- What to do
When you print the records below, keep every word exact and leave out the images.

--*--

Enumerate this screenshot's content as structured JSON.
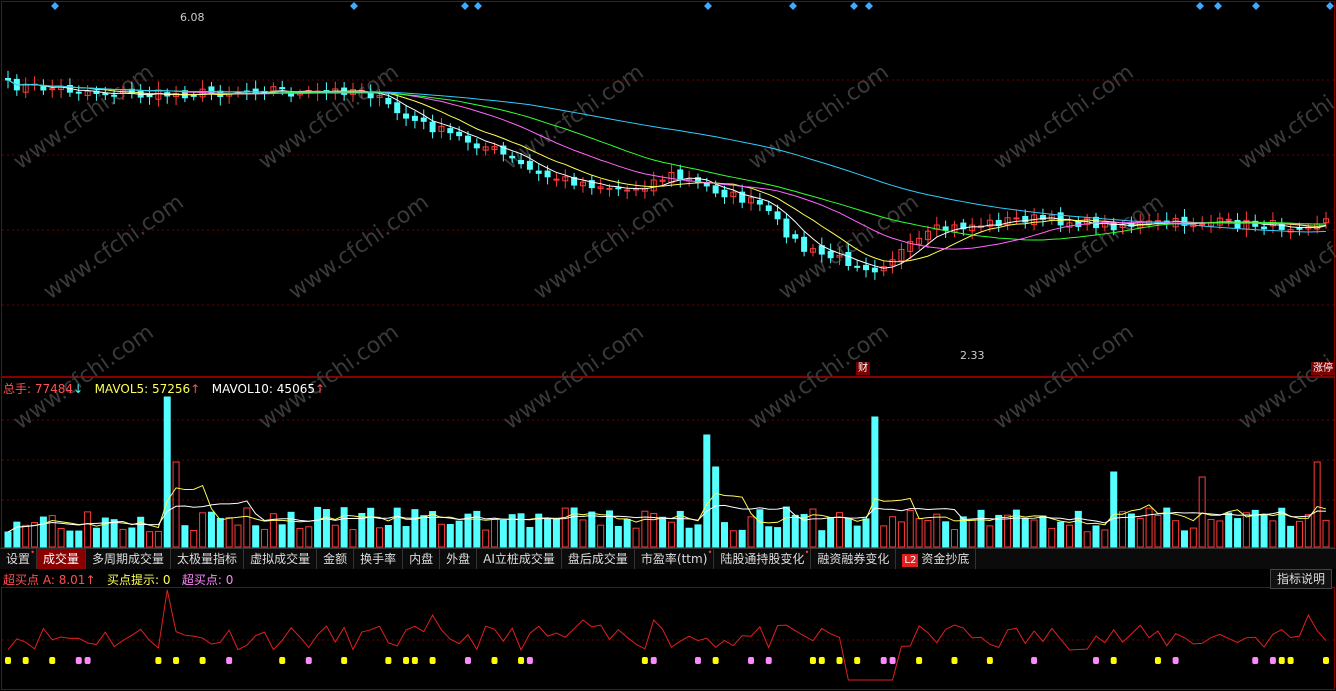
{
  "price_panel": {
    "high_label": "6.08",
    "low_label": "2.33",
    "badge_cai": "财",
    "badge_ban": "涨停"
  },
  "volume_panel": {
    "total_label": "总手:",
    "total_value": "77484",
    "total_arrow": "↓",
    "mavol5_label": "MAVOL5:",
    "mavol5_value": "57256",
    "mavol5_arrow": "↑",
    "mavol10_label": "MAVOL10:",
    "mavol10_value": "45065",
    "mavol10_arrow": "↑"
  },
  "tabs": [
    {
      "label": "设置",
      "dot": true
    },
    {
      "label": "成交量",
      "active": true
    },
    {
      "label": "多周期成交量"
    },
    {
      "label": "太极量指标"
    },
    {
      "label": "虚拟成交量"
    },
    {
      "label": "金额"
    },
    {
      "label": "换手率"
    },
    {
      "label": "内盘"
    },
    {
      "label": "外盘"
    },
    {
      "label": "AI立桩成交量"
    },
    {
      "label": "盘后成交量"
    },
    {
      "label": "市盈率(ttm)",
      "dot": true
    },
    {
      "label": "陆股通持股变化",
      "dot": true
    },
    {
      "label": "融资融券变化"
    },
    {
      "label": "资金抄底",
      "l2": "L2"
    }
  ],
  "indicator_panel": {
    "name": "超买点",
    "a_label": "A:",
    "a_value": "8.01",
    "a_arrow": "↑",
    "buy_hint_label": "买点提示:",
    "buy_hint_value": "0",
    "overbuy_label": "超买点:",
    "overbuy_value": "0",
    "help_button": "指标说明"
  },
  "watermark": "www.cfchi.com",
  "colors": {
    "up": "#ff3b3b",
    "down": "#54ffff",
    "ma5": "#ffffff",
    "ma10": "#ffff55",
    "ma20": "#ff66ff",
    "ma30": "#33ff33",
    "ma60": "#33ccff",
    "indicator_line": "#e02020",
    "marker_yellow": "#ffff00",
    "marker_pink": "#ff88ff"
  }
}
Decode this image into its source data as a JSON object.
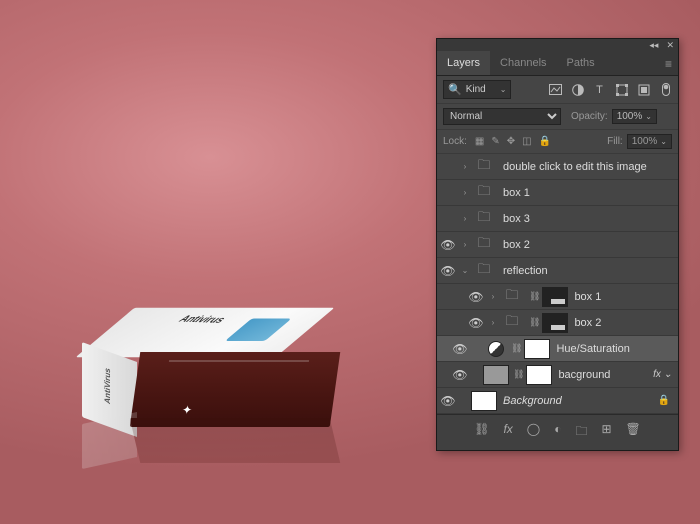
{
  "mockup": {
    "top_text": "Antivirus",
    "side_text": "AntiVirus"
  },
  "panel": {
    "tabs": [
      "Layers",
      "Channels",
      "Paths"
    ],
    "active_tab": 0,
    "search": {
      "placeholder": "",
      "mode": "Kind"
    },
    "blend_mode": "Normal",
    "opacity_label": "Opacity:",
    "opacity_value": "100%",
    "lock_label": "Lock:",
    "fill_label": "Fill:",
    "fill_value": "100%",
    "layers": [
      {
        "vis": false,
        "exp": "›",
        "type": "folder",
        "name": "double click to edit this image",
        "indent": 0
      },
      {
        "vis": false,
        "exp": "›",
        "type": "folder",
        "name": "box 1",
        "indent": 0
      },
      {
        "vis": false,
        "exp": "›",
        "type": "folder",
        "name": "box 3",
        "indent": 0
      },
      {
        "vis": true,
        "exp": "›",
        "type": "folder",
        "name": "box 2",
        "indent": 0
      },
      {
        "vis": true,
        "exp": "⌄",
        "type": "folder",
        "name": "reflection",
        "indent": 0
      },
      {
        "vis": true,
        "exp": "›",
        "type": "group-mask",
        "name": "box 1",
        "indent": 2
      },
      {
        "vis": true,
        "exp": "›",
        "type": "group-mask",
        "name": "box 2",
        "indent": 2
      },
      {
        "vis": true,
        "exp": "",
        "type": "adjust",
        "name": "Hue/Saturation",
        "indent": 1,
        "selected": true
      },
      {
        "vis": true,
        "exp": "",
        "type": "solid-mask",
        "name": "bacground",
        "indent": 1,
        "fx": true
      },
      {
        "vis": true,
        "exp": "",
        "type": "bg",
        "name": "Background",
        "indent": 0,
        "locked": true
      }
    ],
    "bottom_icons": [
      "link",
      "fx",
      "mask",
      "adjust",
      "group",
      "new",
      "trash"
    ]
  }
}
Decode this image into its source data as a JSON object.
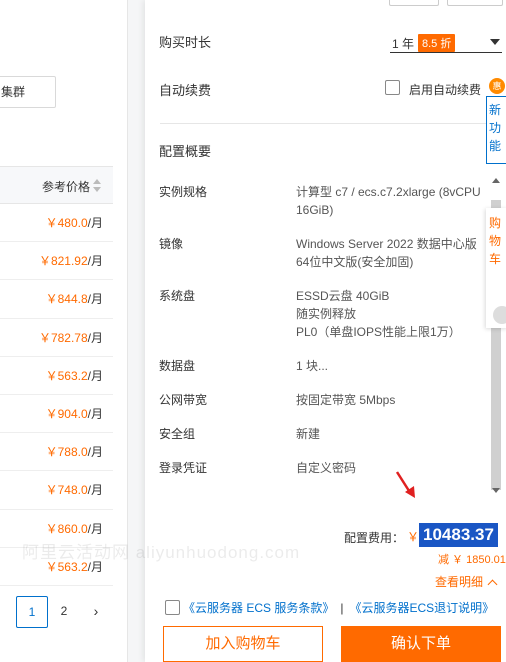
{
  "left_table": {
    "search_value": "集群",
    "price_header": "参考价格",
    "rows": [
      {
        "currency": "￥",
        "price": "480.0",
        "unit": "/月"
      },
      {
        "currency": "￥",
        "price": "821.92",
        "unit": "/月"
      },
      {
        "currency": "￥",
        "price": "844.8",
        "unit": "/月"
      },
      {
        "currency": "￥",
        "price": "782.78",
        "unit": "/月"
      },
      {
        "currency": "￥",
        "price": "563.2",
        "unit": "/月"
      },
      {
        "currency": "￥",
        "price": "904.0",
        "unit": "/月"
      },
      {
        "currency": "￥",
        "price": "788.0",
        "unit": "/月"
      },
      {
        "currency": "￥",
        "price": "748.0",
        "unit": "/月"
      },
      {
        "currency": "￥",
        "price": "860.0",
        "unit": "/月"
      },
      {
        "currency": "￥",
        "price": "563.2",
        "unit": "/月"
      }
    ],
    "pager": {
      "current": "1",
      "next_page": "2",
      "next_icon": "›"
    }
  },
  "panel": {
    "duration_label": "购买时长",
    "duration_value": "1 年",
    "duration_discount": "8.5 折",
    "auto_renew_label": "自动续费",
    "auto_renew_option": "启用自动续费",
    "auto_renew_badge": "惠",
    "summary_title": "配置概要",
    "specs": [
      {
        "k": "实例规格",
        "v": "计算型 c7 / ecs.c7.2xlarge (8vCPU 16GiB)"
      },
      {
        "k": "镜像",
        "v": "Windows Server 2022 数据中心版 64位中文版(安全加固)"
      },
      {
        "k": "系统盘",
        "v": "ESSD云盘 40GiB\n随实例释放\nPL0（单盘IOPS性能上限1万）"
      },
      {
        "k": "数据盘",
        "v": "1 块..."
      },
      {
        "k": "公网带宽",
        "v": "按固定带宽 5Mbps"
      },
      {
        "k": "安全组",
        "v": "新建"
      },
      {
        "k": "登录凭证",
        "v": "自定义密码"
      }
    ],
    "footer": {
      "fee_label": "配置费用：",
      "fee_currency": "￥",
      "fee_value": "10483.37",
      "fee_save": "减 ￥ 1850.01",
      "fee_detail": "查看明细",
      "terms1": "《云服务器 ECS 服务条款》",
      "terms_sep": "|",
      "terms2": "《云服务器ECS退订说明》",
      "cart_button": "加入购物车",
      "order_button": "确认下单"
    }
  },
  "side_widgets": {
    "blue_text": "新功能",
    "orange_text": "购物车"
  },
  "watermark": "阿里云活动网 aliyunhuodong.com",
  "colors": {
    "accent": "#ff6a00",
    "link": "#0070cc",
    "highlight": "#1a56c4"
  }
}
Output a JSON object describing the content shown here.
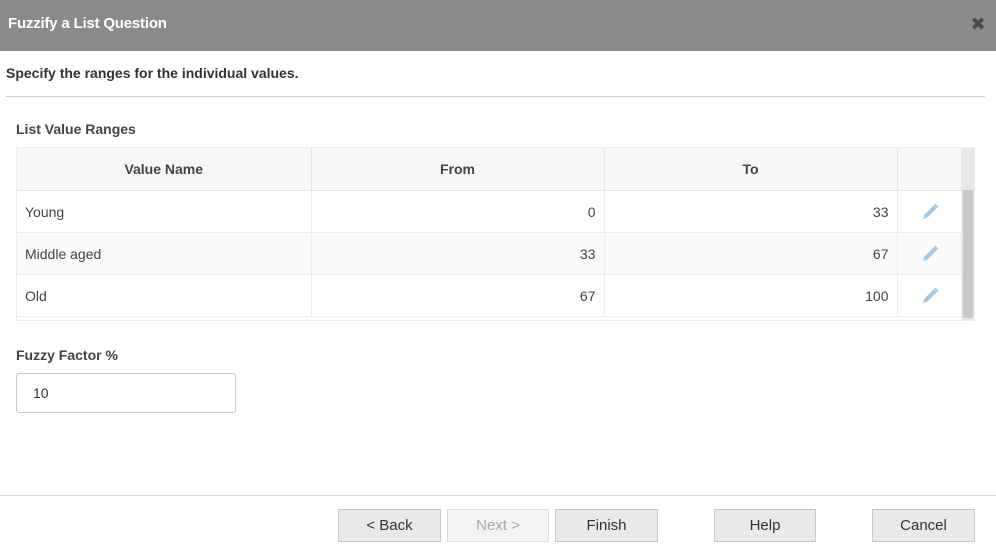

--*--

- Solution
Enumerate this screenshot's content as structured JSON.
{
  "price_panel": {
    "high_label": "6.08",
    "low_label": "2.33",
    "badge_cai": "财",
    "badge_ban": "涨停"
  },
  "volume_panel": {
    "total_label": "总手:",
    "total_value": "77484",
    "total_arrow": "↓",
    "mavol5_label": "MAVOL5:",
    "mavol5_value": "57256",
    "mavol5_arrow": "↑",
    "mavol10_label": "MAVOL10:",
    "mavol10_value": "45065",
    "mavol10_arrow": "↑"
  },
  "tabs": [
    {
      "label": "设置",
      "dot": true
    },
    {
      "label": "成交量",
      "active": true
    },
    {
      "label": "多周期成交量"
    },
    {
      "label": "太极量指标"
    },
    {
      "label": "虚拟成交量"
    },
    {
      "label": "金额"
    },
    {
      "label": "换手率"
    },
    {
      "label": "内盘"
    },
    {
      "label": "外盘"
    },
    {
      "label": "AI立桩成交量"
    },
    {
      "label": "盘后成交量"
    },
    {
      "label": "市盈率(ttm)",
      "dot": true
    },
    {
      "label": "陆股通持股变化",
      "dot": true
    },
    {
      "label": "融资融券变化"
    },
    {
      "label": "资金抄底",
      "l2": "L2"
    }
  ],
  "indicator_panel": {
    "name": "超买点",
    "a_label": "A:",
    "a_value": "8.01",
    "a_arrow": "↑",
    "buy_hint_label": "买点提示:",
    "buy_hint_value": "0",
    "overbuy_label": "超买点:",
    "overbuy_value": "0",
    "help_button": "指标说明"
  },
  "watermark": "www.cfchi.com",
  "colors": {
    "up": "#ff3b3b",
    "down": "#54ffff",
    "ma5": "#ffffff",
    "ma10": "#ffff55",
    "ma20": "#ff66ff",
    "ma30": "#33ff33",
    "ma60": "#33ccff",
    "indicator_line": "#e02020",
    "marker_yellow": "#ffff00",
    "marker_pink": "#ff88ff"
  }
}
Decode this image into its source data as a JSON object.
{
  "mockup": {
    "top_text": "Antivirus",
    "side_text": "AntiVirus"
  },
  "panel": {
    "tabs": [
      "Layers",
      "Channels",
      "Paths"
    ],
    "active_tab": 0,
    "search": {
      "placeholder": "",
      "mode": "Kind"
    },
    "blend_mode": "Normal",
    "opacity_label": "Opacity:",
    "opacity_value": "100%",
    "lock_label": "Lock:",
    "fill_label": "Fill:",
    "fill_value": "100%",
    "layers": [
      {
        "vis": false,
        "exp": "›",
        "type": "folder",
        "name": "double click to edit this image",
        "indent": 0
      },
      {
        "vis": false,
        "exp": "›",
        "type": "folder",
        "name": "box 1",
        "indent": 0
      },
      {
        "vis": false,
        "exp": "›",
        "type": "folder",
        "name": "box 3",
        "indent": 0
      },
      {
        "vis": true,
        "exp": "›",
        "type": "folder",
        "name": "box 2",
        "indent": 0
      },
      {
        "vis": true,
        "exp": "⌄",
        "type": "folder",
        "name": "reflection",
        "indent": 0
      },
      {
        "vis": true,
        "exp": "›",
        "type": "group-mask",
        "name": "box 1",
        "indent": 2
      },
      {
        "vis": true,
        "exp": "›",
        "type": "group-mask",
        "name": "box 2",
        "indent": 2
      },
      {
        "vis": true,
        "exp": "",
        "type": "adjust",
        "name": "Hue/Saturation",
        "indent": 1,
        "selected": true
      },
      {
        "vis": true,
        "exp": "",
        "type": "solid-mask",
        "name": "bacground",
        "indent": 1,
        "fx": true
      },
      {
        "vis": true,
        "exp": "",
        "type": "bg",
        "name": "Background",
        "indent": 0,
        "locked": true
      }
    ],
    "bottom_icons": [
      "link",
      "fx",
      "mask",
      "adjust",
      "group",
      "new",
      "trash"
    ]
  }
}
Decode this image into its source data as a JSON object.
{
  "left_table": {
    "search_value": "集群",
    "price_header": "参考价格",
    "rows": [
      {
        "currency": "￥",
        "price": "480.0",
        "unit": "/月"
      },
      {
        "currency": "￥",
        "price": "821.92",
        "unit": "/月"
      },
      {
        "currency": "￥",
        "price": "844.8",
        "unit": "/月"
      },
      {
        "currency": "￥",
        "price": "782.78",
        "unit": "/月"
      },
      {
        "currency": "￥",
        "price": "563.2",
        "unit": "/月"
      },
      {
        "currency": "￥",
        "price": "904.0",
        "unit": "/月"
      },
      {
        "currency": "￥",
        "price": "788.0",
        "unit": "/月"
      },
      {
        "currency": "￥",
        "price": "748.0",
        "unit": "/月"
      },
      {
        "currency": "￥",
        "price": "860.0",
        "unit": "/月"
      },
      {
        "currency": "￥",
        "price": "563.2",
        "unit": "/月"
      }
    ],
    "pager": {
      "current": "1",
      "next_page": "2",
      "next_icon": "›"
    }
  },
  "panel": {
    "duration_label": "购买时长",
    "duration_value": "1 年",
    "duration_discount": "8.5 折",
    "auto_renew_label": "自动续费",
    "auto_renew_option": "启用自动续费",
    "auto_renew_badge": "惠",
    "summary_title": "配置概要",
    "specs": [
      {
        "k": "实例规格",
        "v": "计算型 c7 / ecs.c7.2xlarge (8vCPU 16GiB)"
      },
      {
        "k": "镜像",
        "v": "Windows Server 2022 数据中心版 64位中文版(安全加固)"
      },
      {
        "k": "系统盘",
        "v": "ESSD云盘 40GiB\n随实例释放\nPL0（单盘IOPS性能上限1万）"
      },
      {
        "k": "数据盘",
        "v": "1 块..."
      },
      {
        "k": "公网带宽",
        "v": "按固定带宽 5Mbps"
      },
      {
        "k": "安全组",
        "v": "新建"
      },
      {
        "k": "登录凭证",
        "v": "自定义密码"
      }
    ],
    "footer": {
      "fee_label": "配置费用：",
      "fee_currency": "￥",
      "fee_value": "10483.37",
      "fee_save": "减 ￥ 1850.01",
      "fee_detail": "查看明细",
      "terms1": "《云服务器 ECS 服务条款》",
      "terms_sep": "|",
      "terms2": "《云服务器ECS退订说明》",
      "cart_button": "加入购物车",
      "order_button": "确认下单"
    }
  },
  "side_widgets": {
    "blue_text": "新功能",
    "orange_text": "购物车"
  },
  "watermark": "阿里云活动网 aliyunhuodong.com",
  "colors": {
    "accent": "#ff6a00",
    "link": "#0070cc",
    "highlight": "#1a56c4"
  }
}
Output a JSON object describing the content shown here.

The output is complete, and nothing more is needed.